Iran President, Mahmoud Ahmadinejad has said that he will oversee the
country’s Oil Ministry following the dismissal of its minister, Masoud Mir-
Kazemi, as part of a plan to shrink government administration.
“I am the caretaker for the Oil Ministry,” Ahmadinejad said in an interview
on Iran state television recently.
The move, part of a plan to improve government efficiency and reduce the
number of ministries to 17 from 21 by 2015, was in line with an earlier May
9 announcement that the Oil Ministry would merge with the Energy Ministry.
Oil is Iran’s biggest source of foreign revenue, with the price of Iran
Light crude gaining 22 percent so far this year to $108.45 a barrel. The
ministry oversaw efforts to boost refinery processing to avoid shortages of
gasoline following U.S. pressure to curb international sales of the motor
fuel to Iran.
The President had dismissed Mir-Kazemi as well as Industry and Mines
Minister Ali Akbar Mehrabian and Welfare Minister Sadegh Mahsouli, saying
their responsibilities had ended. Among other ministries, Industries and
Mines are to be combined with Commerce, while Welfare will merge with Labor.
This move drew criticism from parliamentary members who said the decision
had been hasty and that the president had failed to consult them on details
of the mergers. The president should have sought parliamentary approval for
the structural changes as well as dismissals and appointments, Ahmad
Tavakoli, head of the parliament’s research center, said May 14.
Ahmadinejad rejected the criticisms, saying that his decision would ensure a
swift implementation of the law and was to the country’s benefit.
“It is in the interest of the country to have a smaller government,” he
said, adding that removing ministers “will not lead to complications in the
management of the ministries.”
Meanwhile, Ahmadinejad has appointed Commerce Minister Mehdi Ghazanfari to
oversee the Industry and Mines Ministry and Labor Minister Abdolreza
Sheikholeslami to take over the Welfare Ministry. He didn’t name a caretaker
for the Oil Ministry.
Iran, the second-largest crude producer in the Organization of Petroleum
Exporting Countries after Saudi Arabia, currently holds the group’s
presidency, which changes each year. The group holds its next ministerial
conference on June 8 in Vienna. Traditionally, the formal meeting begins
with a speech by the OPEC President. OPEC officials in Vienna could not
immediately say who would head Iran’s delegation. Oil revenue accounts for
about three-fourths of Iran’s budget.
Gholamhossein Hassantash, a former president at the Tehran- based Institute

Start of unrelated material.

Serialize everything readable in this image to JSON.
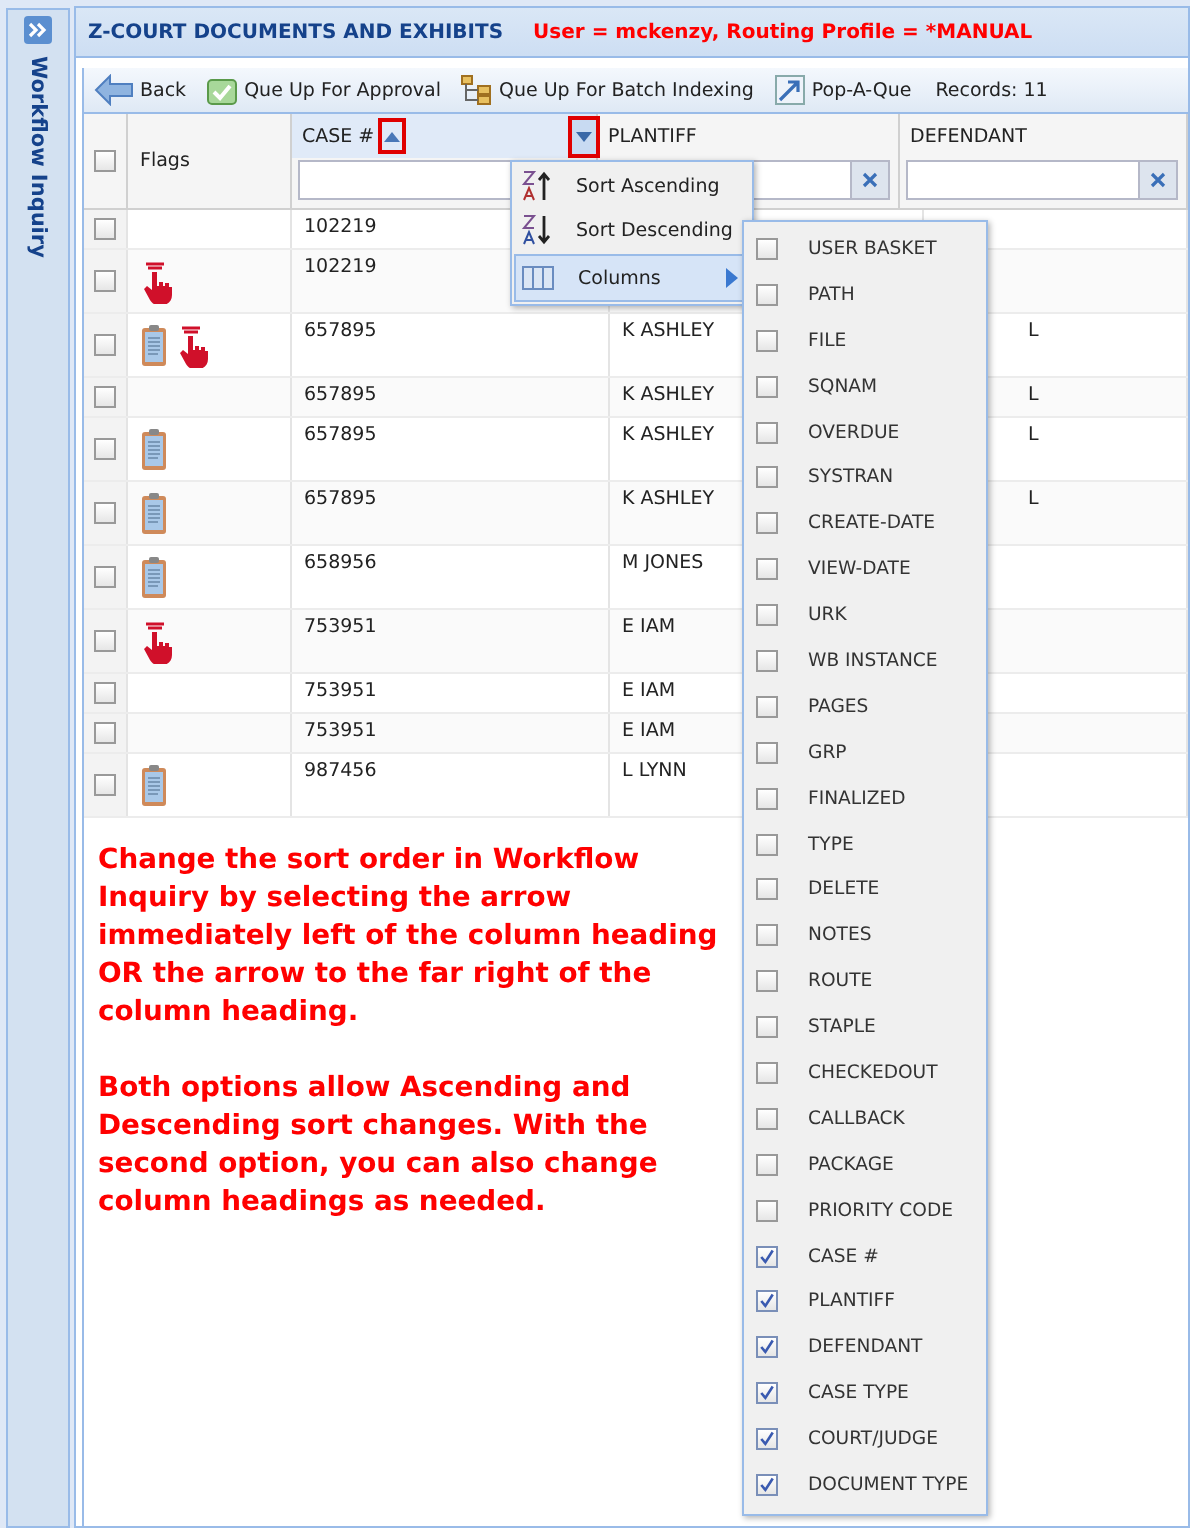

for International Energy Studies, warned against such “blows” delivered to
the oil industry and economy, especially given the pressure of international
sanctions amid the government’s insistence on pursuing nuclear activities.